Updated Mar, 2nd 2013
FINAL UPDATE 3/1
Well, here is where I arrived after a super fun, well-taught, amazing class on something I knew next to nothing about. For the final version of my poster, I ended up using five colors plus paper (I don't know how Dan and Nate get away with less). I decided to limit myself to the screen printing production methods taught in the class, using half tones to achieve tonal range.
I chose the Gorge Amphitheater venue, since it's a few hours from where I live and it's sold out. For non-Northwest natives, the Sasquatch Festival that takes place there is an annual three-day event featuring all of the bands you want to see in your life.
This image shows the look I was attempting to achieve, although the texture is perhaps a little too realistic. I opened my poster in grayscale by accident, and thought it had a "Leave It To Beaver" sort of feel, which I thought was cool for sure, so I wanted to show it.
A closer view of the above left image I was working from.
Detail of the half tone pattern and texture.
Things I would like to do to feel that this poster is complete:
Give a little more attention to the illustration of the boy and girl. I picture them looking like a Lichtenstein; more linework and half tone shading.
Incorporate a little texture into the flatter/solid elements of the design, like the background of "The Postal Service", and the parts of the pinball table that light up when you hit them.
Explore a few more options for typefaces.
Things I've learned from this class:
Creativity does not have to be limited to production methods.
I will no longer neglect layer/file management.

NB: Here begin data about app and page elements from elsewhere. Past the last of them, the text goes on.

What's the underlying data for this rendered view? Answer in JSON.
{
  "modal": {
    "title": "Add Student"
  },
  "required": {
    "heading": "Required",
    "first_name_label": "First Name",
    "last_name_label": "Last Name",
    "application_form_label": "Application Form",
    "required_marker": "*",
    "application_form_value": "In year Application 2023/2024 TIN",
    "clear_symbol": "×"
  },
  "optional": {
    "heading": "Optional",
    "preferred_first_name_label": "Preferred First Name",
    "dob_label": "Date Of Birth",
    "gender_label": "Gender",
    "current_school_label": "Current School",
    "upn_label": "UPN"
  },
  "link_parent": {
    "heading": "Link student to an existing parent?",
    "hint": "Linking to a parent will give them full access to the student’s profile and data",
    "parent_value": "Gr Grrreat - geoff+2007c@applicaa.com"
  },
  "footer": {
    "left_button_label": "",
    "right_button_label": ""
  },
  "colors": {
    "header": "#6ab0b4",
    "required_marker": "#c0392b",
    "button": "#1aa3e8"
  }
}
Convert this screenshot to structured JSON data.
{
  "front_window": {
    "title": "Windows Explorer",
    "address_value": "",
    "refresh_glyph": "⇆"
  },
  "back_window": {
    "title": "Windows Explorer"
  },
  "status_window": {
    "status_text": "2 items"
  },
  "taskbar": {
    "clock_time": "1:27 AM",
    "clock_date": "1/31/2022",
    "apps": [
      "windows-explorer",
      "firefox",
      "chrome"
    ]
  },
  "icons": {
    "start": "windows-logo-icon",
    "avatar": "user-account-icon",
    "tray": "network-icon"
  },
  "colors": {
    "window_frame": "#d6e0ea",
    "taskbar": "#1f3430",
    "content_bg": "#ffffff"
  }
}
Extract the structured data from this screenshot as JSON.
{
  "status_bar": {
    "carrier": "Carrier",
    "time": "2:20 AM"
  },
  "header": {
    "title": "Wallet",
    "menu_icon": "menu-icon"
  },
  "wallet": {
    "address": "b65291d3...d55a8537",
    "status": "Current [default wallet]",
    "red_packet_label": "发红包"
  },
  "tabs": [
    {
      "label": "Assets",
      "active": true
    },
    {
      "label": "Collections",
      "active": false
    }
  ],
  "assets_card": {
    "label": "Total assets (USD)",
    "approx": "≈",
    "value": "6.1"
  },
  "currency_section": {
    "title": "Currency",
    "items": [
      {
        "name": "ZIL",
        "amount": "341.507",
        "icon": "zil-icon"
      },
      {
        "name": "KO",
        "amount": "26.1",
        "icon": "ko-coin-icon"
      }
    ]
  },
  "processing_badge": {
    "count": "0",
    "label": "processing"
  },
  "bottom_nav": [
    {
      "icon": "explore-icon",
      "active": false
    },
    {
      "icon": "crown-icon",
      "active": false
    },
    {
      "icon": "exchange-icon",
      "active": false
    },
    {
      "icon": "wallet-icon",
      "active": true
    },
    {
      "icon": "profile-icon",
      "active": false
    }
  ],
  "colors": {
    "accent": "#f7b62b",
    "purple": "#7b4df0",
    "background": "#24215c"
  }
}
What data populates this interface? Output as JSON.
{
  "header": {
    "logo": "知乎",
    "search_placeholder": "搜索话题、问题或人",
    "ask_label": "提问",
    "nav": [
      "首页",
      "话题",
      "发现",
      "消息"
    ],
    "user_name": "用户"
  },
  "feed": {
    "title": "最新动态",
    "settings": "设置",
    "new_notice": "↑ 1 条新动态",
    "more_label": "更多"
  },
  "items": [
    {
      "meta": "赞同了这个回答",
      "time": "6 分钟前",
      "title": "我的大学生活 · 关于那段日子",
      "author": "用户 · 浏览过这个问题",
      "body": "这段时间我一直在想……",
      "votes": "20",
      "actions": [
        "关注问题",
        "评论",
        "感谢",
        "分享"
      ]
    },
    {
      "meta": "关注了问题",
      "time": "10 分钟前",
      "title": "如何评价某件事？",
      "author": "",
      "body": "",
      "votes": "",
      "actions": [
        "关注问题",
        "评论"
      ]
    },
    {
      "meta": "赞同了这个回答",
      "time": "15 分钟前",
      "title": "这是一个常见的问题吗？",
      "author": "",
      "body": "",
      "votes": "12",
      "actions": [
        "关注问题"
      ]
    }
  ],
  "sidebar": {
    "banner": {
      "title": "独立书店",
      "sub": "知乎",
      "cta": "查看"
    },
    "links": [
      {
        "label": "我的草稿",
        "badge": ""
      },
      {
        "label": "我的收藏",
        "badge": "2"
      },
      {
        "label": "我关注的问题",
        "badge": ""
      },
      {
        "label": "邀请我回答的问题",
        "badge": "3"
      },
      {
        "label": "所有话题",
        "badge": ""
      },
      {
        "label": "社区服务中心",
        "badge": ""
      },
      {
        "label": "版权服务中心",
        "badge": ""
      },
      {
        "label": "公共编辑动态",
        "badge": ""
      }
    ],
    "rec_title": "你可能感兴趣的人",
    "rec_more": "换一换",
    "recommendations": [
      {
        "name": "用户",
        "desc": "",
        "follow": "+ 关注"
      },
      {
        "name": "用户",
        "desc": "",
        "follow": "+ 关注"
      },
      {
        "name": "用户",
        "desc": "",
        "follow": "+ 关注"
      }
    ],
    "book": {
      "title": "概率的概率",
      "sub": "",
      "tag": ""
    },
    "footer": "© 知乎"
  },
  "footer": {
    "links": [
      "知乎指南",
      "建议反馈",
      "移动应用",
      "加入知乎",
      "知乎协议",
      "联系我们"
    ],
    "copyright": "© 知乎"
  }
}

A magician never reveals all of his secrets.
Thanks Dan and Nate!
UPDATED 2/17 SEE BELOW
MINI UPDATE 2/22
The other day I had the very fortunate experience of hearing a song on the radio and saying to myself, "Is this The Postal Service?!". Fortunate, because I heard it before I had the chance to hear about it.
For me The Postal Service has always been about a longing for a simpler type of love. There's obviously a deep feeling of sadness, but it's presented on a piece of bubble gum. It's like knowing how futile it is to try and recapture your childhood, but goddamn it if you don't try everything you can to do so. Only with love. Sorry to wax poetic, but I love this band!
For my concept I wanted to avoid imagery dealing with the literal take on the name, and shoot more for a mood. The pinball machine is meant to be a reminder of a much simpler time; a metaphor for young love that doesn't take itself too seriously.
I have decided to do two versions of this poster :P I was torn on how to execute it, and am still open to suggestions. I approached the shape building in a very flat, two-dimensional way, using a simple grayscale palette in order to get my values straight. Once I had everything pretty much where I wanted and started adding color, I started to gravitate towards a more dimensional style (right). I was hoping it was still somewhat true to the original inspiration, but with just a little more visual interest (but not so much that it's overwhelming).
There was a huge response to the original inspirational images I posted, so I fully intend on making a version based on simple and flat geometry, and trying to distill the shapes down to their essence to try and say more with less. The one thing I love about those images is the use of white space, which is something I want to try and incorporate more of in both versions.
Detail of the top portion. Slowly adding details from left to right.
Given that there is a lot going on in this poster, I decided to use perspective to draw the viewer's eye to the main piece of information: the band name. In the final version, I hope to manipulate the value scale with texture and gradient (likely a halftone pattern) to make this more apparent.
THINGS TO DO:
Most of the typography uses placeholder type. I am going to draw the band name by hand, and search for old-timey fonts that are more appropriate for supporting information.
Toying with the idea of a simple, gaphic wood texture for the parts of the pinball machine that are raised and riveted down.
Open to suggestions for background treatment.
A cool/warm color palette option. I like the color palette I have, but it's almost monochromatic. I would like to explore an option with a little more variance.
What does everbody think about the flat version versus the (slightly) more dimensional version?
I started experimenting with a darker color palette, and ended up trying to create a version with a central light source. I think this idea has the potential to be pretty cool, but I don't really think it adds anything to the design. I do kind of like where the version on the right is going though...
Here's a version with a little more figure/ground separation:
I have also been fooling around with adding texture. I decided to keep the color range for the poster within reasonable screen printing range, and my attempt at doing things the DKNG way fell a little flat. At the moment, I am attempting to use vector shapes and simple textures, but I will continue to experiment with half tones and bitmaps.
I was hoping to at least have the entire band name sketched out by today, but I got off to a false start with the word Postal, and ended up with just Service. The typeface I created is supposed to look a little vintage, to match the table. I'm hoping to have the Postal script sketch uploaded tomorrow.
Settling in on this sketch for the band name: